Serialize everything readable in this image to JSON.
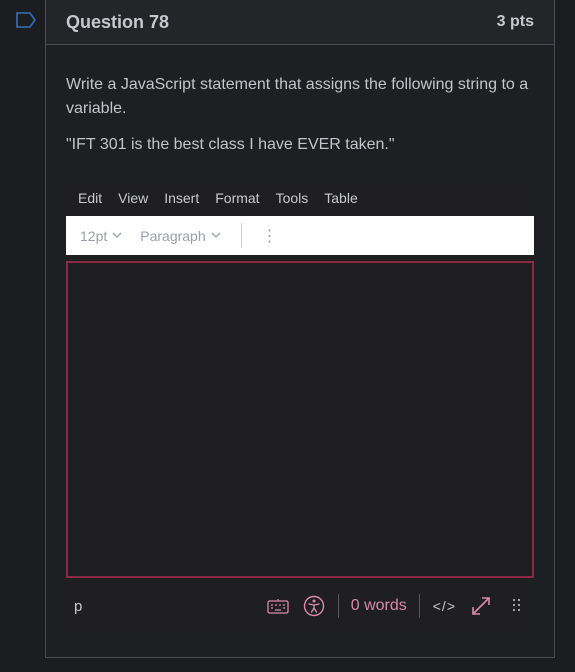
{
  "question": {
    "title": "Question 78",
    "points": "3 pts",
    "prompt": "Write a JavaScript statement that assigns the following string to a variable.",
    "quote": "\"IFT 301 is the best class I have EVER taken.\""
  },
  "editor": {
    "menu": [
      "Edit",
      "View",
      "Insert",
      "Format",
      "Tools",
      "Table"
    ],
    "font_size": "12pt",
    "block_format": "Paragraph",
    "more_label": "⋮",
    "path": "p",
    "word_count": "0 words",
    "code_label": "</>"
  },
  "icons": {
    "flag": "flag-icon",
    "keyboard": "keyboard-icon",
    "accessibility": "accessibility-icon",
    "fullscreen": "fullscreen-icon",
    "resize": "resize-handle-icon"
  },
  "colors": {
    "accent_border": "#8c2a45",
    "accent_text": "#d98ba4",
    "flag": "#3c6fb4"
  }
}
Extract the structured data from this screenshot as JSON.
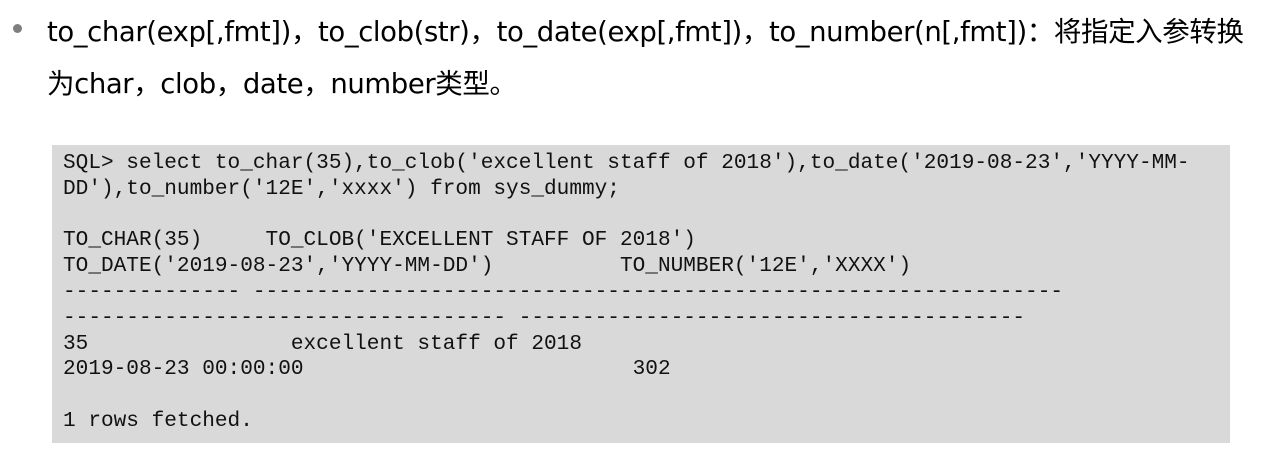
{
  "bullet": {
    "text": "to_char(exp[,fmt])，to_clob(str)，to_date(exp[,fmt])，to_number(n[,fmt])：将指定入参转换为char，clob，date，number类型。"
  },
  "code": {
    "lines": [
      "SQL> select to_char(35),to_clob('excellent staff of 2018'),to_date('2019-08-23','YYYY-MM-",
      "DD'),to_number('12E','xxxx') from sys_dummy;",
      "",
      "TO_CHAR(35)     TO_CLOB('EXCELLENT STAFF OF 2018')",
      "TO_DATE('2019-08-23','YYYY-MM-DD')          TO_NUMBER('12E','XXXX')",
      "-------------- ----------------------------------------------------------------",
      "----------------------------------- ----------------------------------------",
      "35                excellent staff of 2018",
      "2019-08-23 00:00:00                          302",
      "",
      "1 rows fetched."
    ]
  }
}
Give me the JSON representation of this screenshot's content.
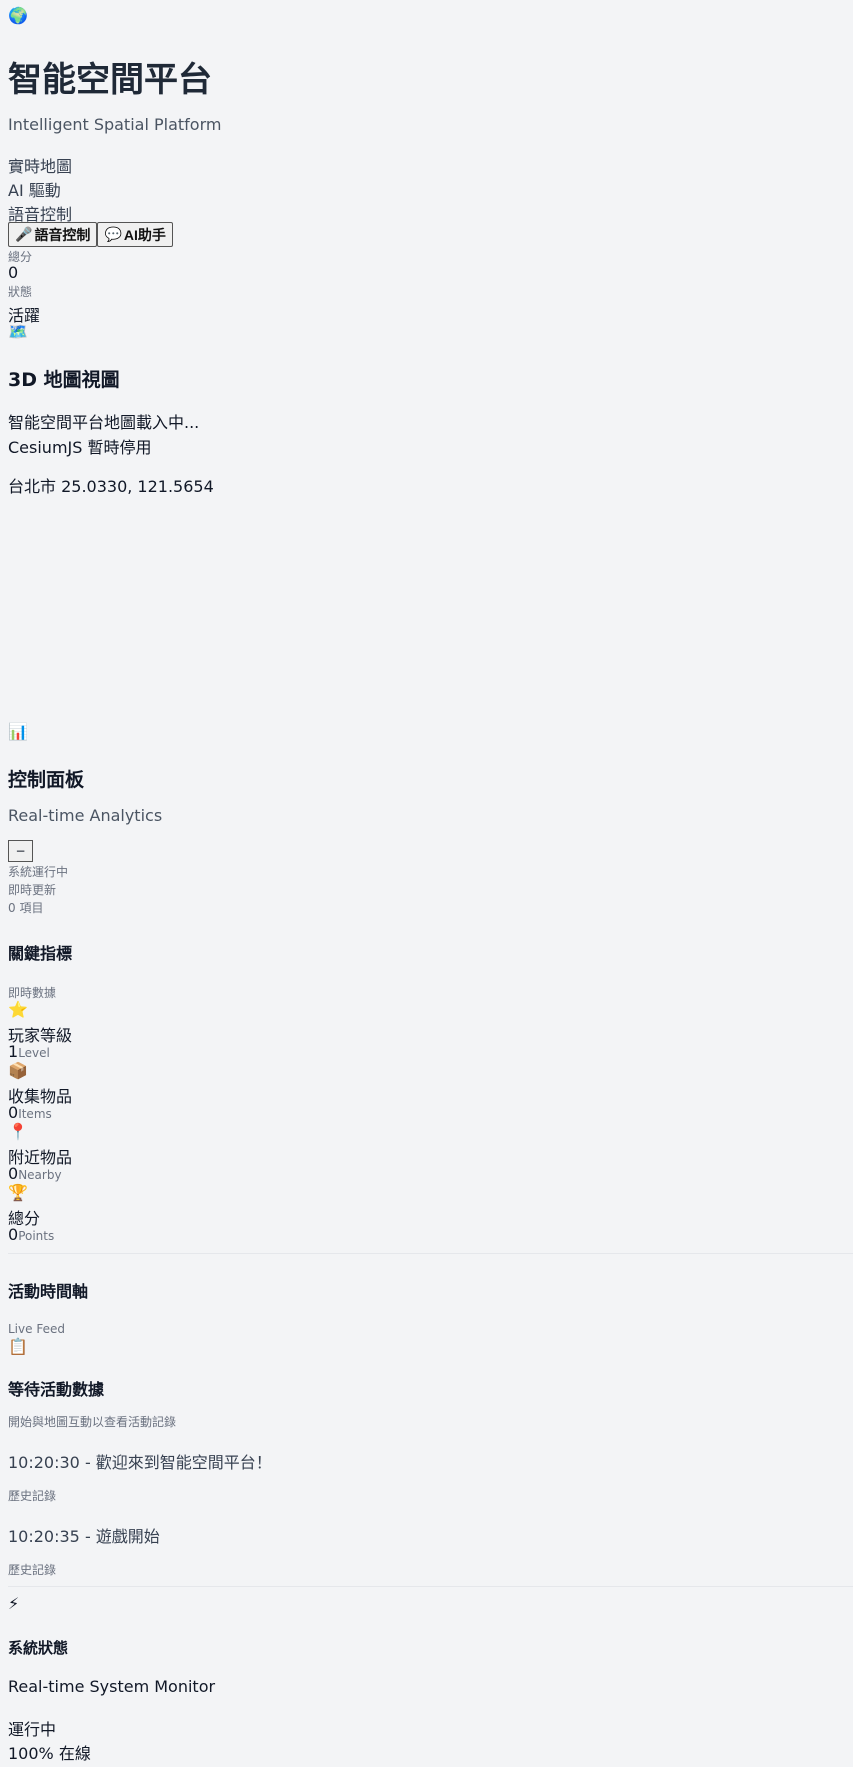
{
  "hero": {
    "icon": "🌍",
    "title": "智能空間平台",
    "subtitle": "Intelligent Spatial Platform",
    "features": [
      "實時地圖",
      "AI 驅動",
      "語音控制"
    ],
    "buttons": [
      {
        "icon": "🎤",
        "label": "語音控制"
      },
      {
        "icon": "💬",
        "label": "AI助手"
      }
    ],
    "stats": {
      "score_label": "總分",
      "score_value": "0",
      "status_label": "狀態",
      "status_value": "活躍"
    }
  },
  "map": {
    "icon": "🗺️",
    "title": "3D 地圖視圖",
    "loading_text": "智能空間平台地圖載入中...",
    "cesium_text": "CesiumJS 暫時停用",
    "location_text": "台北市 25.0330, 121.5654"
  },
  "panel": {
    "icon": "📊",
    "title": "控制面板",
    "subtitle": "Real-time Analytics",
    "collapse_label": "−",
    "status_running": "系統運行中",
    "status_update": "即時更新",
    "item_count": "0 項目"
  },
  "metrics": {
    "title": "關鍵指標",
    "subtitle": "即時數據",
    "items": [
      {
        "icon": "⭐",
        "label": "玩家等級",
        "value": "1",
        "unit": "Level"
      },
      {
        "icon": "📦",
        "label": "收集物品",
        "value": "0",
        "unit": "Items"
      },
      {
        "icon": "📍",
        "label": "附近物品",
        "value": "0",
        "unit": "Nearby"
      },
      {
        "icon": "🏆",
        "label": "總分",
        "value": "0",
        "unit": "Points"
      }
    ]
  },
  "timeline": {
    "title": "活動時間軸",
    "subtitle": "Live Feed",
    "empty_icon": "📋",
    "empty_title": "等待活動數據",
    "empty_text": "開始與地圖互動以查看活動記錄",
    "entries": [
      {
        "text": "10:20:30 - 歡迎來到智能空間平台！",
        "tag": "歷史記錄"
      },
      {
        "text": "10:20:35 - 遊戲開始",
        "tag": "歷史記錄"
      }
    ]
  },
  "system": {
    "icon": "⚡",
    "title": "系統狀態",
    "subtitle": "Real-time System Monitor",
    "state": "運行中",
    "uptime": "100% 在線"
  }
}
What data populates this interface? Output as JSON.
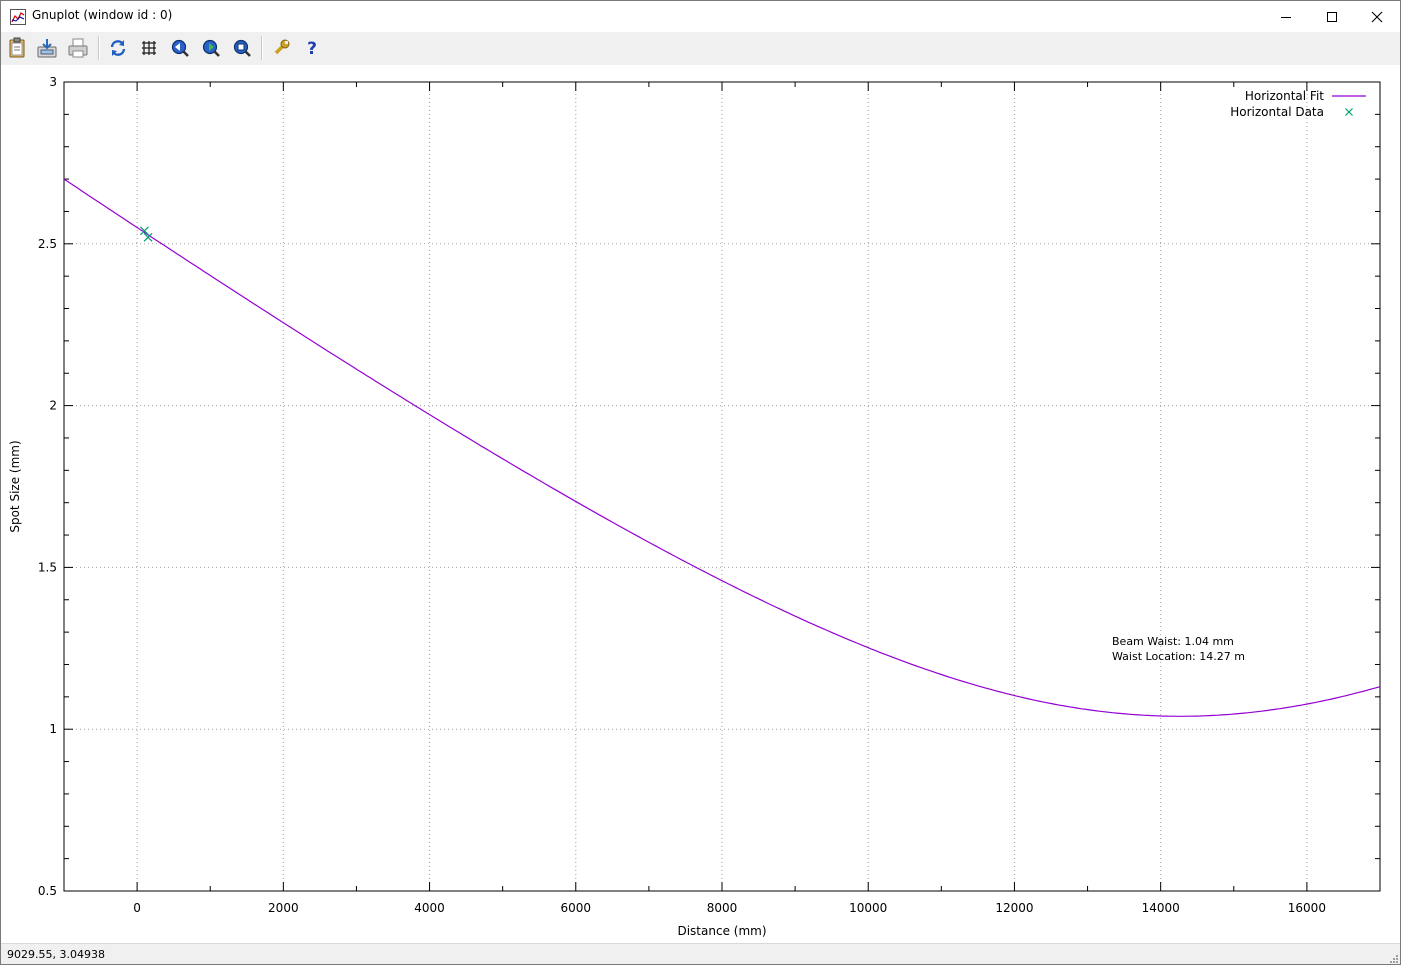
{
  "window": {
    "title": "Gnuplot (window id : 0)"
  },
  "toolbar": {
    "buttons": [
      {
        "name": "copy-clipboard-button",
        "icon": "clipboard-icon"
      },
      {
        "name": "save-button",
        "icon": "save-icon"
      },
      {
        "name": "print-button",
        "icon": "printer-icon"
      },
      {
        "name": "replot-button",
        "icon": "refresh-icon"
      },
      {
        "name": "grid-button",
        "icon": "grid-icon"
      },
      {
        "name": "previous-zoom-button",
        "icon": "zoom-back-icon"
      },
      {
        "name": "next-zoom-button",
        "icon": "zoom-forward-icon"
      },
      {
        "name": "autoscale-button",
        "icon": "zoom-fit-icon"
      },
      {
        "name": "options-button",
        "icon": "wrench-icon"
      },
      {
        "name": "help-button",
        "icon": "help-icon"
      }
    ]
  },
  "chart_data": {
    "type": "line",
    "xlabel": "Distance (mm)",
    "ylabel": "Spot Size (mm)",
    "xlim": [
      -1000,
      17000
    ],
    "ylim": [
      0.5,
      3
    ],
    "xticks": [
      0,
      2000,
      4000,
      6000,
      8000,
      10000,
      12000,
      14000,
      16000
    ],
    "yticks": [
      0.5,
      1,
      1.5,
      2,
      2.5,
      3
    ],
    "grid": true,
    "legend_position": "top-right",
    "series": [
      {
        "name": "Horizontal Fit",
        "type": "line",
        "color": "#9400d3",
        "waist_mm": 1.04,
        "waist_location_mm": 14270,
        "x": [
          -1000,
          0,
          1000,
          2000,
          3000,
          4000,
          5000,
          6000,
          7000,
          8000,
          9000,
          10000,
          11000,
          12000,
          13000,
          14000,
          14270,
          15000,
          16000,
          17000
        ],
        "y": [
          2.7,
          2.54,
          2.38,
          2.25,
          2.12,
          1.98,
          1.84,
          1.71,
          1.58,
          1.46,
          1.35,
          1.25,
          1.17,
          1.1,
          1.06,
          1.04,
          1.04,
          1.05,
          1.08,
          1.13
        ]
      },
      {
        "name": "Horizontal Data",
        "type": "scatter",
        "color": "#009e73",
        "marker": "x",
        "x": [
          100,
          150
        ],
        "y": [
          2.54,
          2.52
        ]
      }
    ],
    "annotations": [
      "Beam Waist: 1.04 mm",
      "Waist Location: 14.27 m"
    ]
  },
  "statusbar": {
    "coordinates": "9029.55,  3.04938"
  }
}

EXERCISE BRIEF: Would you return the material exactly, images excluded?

EXERCISE ANSWER:
Serialize everything readable in this image to JSON.
{
  "question": {
    "title": "Question 78",
    "points": "3 pts",
    "prompt": "Write a JavaScript statement that assigns the following string to a variable.",
    "quote": "\"IFT 301 is the best class I have EVER taken.\""
  },
  "editor": {
    "menu": [
      "Edit",
      "View",
      "Insert",
      "Format",
      "Tools",
      "Table"
    ],
    "font_size": "12pt",
    "block_format": "Paragraph",
    "more_label": "⋮",
    "path": "p",
    "word_count": "0 words",
    "code_label": "</>"
  },
  "icons": {
    "flag": "flag-icon",
    "keyboard": "keyboard-icon",
    "accessibility": "accessibility-icon",
    "fullscreen": "fullscreen-icon",
    "resize": "resize-handle-icon"
  },
  "colors": {
    "accent_border": "#8c2a45",
    "accent_text": "#d98ba4",
    "flag": "#3c6fb4"
  }
}
Extract the structured data from this screenshot as JSON.
{
  "bullet": {
    "text": "to_char(exp[,fmt])，to_clob(str)，to_date(exp[,fmt])，to_number(n[,fmt])：将指定入参转换为char，clob，date，number类型。"
  },
  "code": {
    "lines": [
      "SQL> select to_char(35),to_clob('excellent staff of 2018'),to_date('2019-08-23','YYYY-MM-",
      "DD'),to_number('12E','xxxx') from sys_dummy;",
      "",
      "TO_CHAR(35)     TO_CLOB('EXCELLENT STAFF OF 2018')",
      "TO_DATE('2019-08-23','YYYY-MM-DD')          TO_NUMBER('12E','XXXX')",
      "-------------- ----------------------------------------------------------------",
      "----------------------------------- ----------------------------------------",
      "35                excellent staff of 2018",
      "2019-08-23 00:00:00                          302",
      "",
      "1 rows fetched."
    ]
  }
}
Give me the JSON representation of this screenshot's content.
{
  "hero": {
    "icon": "🌍",
    "title": "智能空間平台",
    "subtitle": "Intelligent Spatial Platform",
    "features": [
      "實時地圖",
      "AI 驅動",
      "語音控制"
    ],
    "buttons": [
      {
        "icon": "🎤",
        "label": "語音控制"
      },
      {
        "icon": "💬",
        "label": "AI助手"
      }
    ],
    "stats": {
      "score_label": "總分",
      "score_value": "0",
      "status_label": "狀態",
      "status_value": "活躍"
    }
  },
  "map": {
    "icon": "🗺️",
    "title": "3D 地圖視圖",
    "loading_text": "智能空間平台地圖載入中...",
    "cesium_text": "CesiumJS 暫時停用",
    "location_text": "台北市 25.0330, 121.5654"
  },
  "panel": {
    "icon": "📊",
    "title": "控制面板",
    "subtitle": "Real-time Analytics",
    "collapse_label": "−",
    "status_running": "系統運行中",
    "status_update": "即時更新",
    "item_count": "0 項目"
  },
  "metrics": {
    "title": "關鍵指標",
    "subtitle": "即時數據",
    "items": [
      {
        "icon": "⭐",
        "label": "玩家等級",
        "value": "1",
        "unit": "Level"
      },
      {
        "icon": "📦",
        "label": "收集物品",
        "value": "0",
        "unit": "Items"
      },
      {
        "icon": "📍",
        "label": "附近物品",
        "value": "0",
        "unit": "Nearby"
      },
      {
        "icon": "🏆",
        "label": "總分",
        "value": "0",
        "unit": "Points"
      }
    ]
  },
  "timeline": {
    "title": "活動時間軸",
    "subtitle": "Live Feed",
    "empty_icon": "📋",
    "empty_title": "等待活動數據",
    "empty_text": "開始與地圖互動以查看活動記錄",
    "entries": [
      {
        "text": "10:20:30 - 歡迎來到智能空間平台！",
        "tag": "歷史記錄"
      },
      {
        "text": "10:20:35 - 遊戲開始",
        "tag": "歷史記錄"
      }
    ]
  },
  "system": {
    "icon": "⚡",
    "title": "系統狀態",
    "subtitle": "Real-time System Monitor",
    "state": "運行中",
    "uptime": "100% 在線"
  }
}
What data populates this interface? Output as JSON.
{
  "window": {
    "title": "Gnuplot (window id : 0)"
  },
  "toolbar": {
    "buttons": [
      {
        "name": "copy-clipboard-button",
        "icon": "clipboard-icon"
      },
      {
        "name": "save-button",
        "icon": "save-icon"
      },
      {
        "name": "print-button",
        "icon": "printer-icon"
      },
      {
        "name": "replot-button",
        "icon": "refresh-icon"
      },
      {
        "name": "grid-button",
        "icon": "grid-icon"
      },
      {
        "name": "previous-zoom-button",
        "icon": "zoom-back-icon"
      },
      {
        "name": "next-zoom-button",
        "icon": "zoom-forward-icon"
      },
      {
        "name": "autoscale-button",
        "icon": "zoom-fit-icon"
      },
      {
        "name": "options-button",
        "icon": "wrench-icon"
      },
      {
        "name": "help-button",
        "icon": "help-icon"
      }
    ]
  },
  "chart_data": {
    "type": "line",
    "xlabel": "Distance (mm)",
    "ylabel": "Spot Size (mm)",
    "xlim": [
      -1000,
      17000
    ],
    "ylim": [
      0.5,
      3
    ],
    "xticks": [
      0,
      2000,
      4000,
      6000,
      8000,
      10000,
      12000,
      14000,
      16000
    ],
    "yticks": [
      0.5,
      1,
      1.5,
      2,
      2.5,
      3
    ],
    "grid": true,
    "legend_position": "top-right",
    "series": [
      {
        "name": "Horizontal Fit",
        "type": "line",
        "color": "#9400d3",
        "waist_mm": 1.04,
        "waist_location_mm": 14270,
        "x": [
          -1000,
          0,
          1000,
          2000,
          3000,
          4000,
          5000,
          6000,
          7000,
          8000,
          9000,
          10000,
          11000,
          12000,
          13000,
          14000,
          14270,
          15000,
          16000,
          17000
        ],
        "y": [
          2.7,
          2.54,
          2.38,
          2.25,
          2.12,
          1.98,
          1.84,
          1.71,
          1.58,
          1.46,
          1.35,
          1.25,
          1.17,
          1.1,
          1.06,
          1.04,
          1.04,
          1.05,
          1.08,
          1.13
        ]
      },
      {
        "name": "Horizontal Data",
        "type": "scatter",
        "color": "#009e73",
        "marker": "x",
        "x": [
          100,
          150
        ],
        "y": [
          2.54,
          2.52
        ]
      }
    ],
    "annotations": [
      "Beam Waist: 1.04 mm",
      "Waist Location: 14.27 m"
    ]
  },
  "statusbar": {
    "coordinates": "9029.55,  3.04938"
  }
}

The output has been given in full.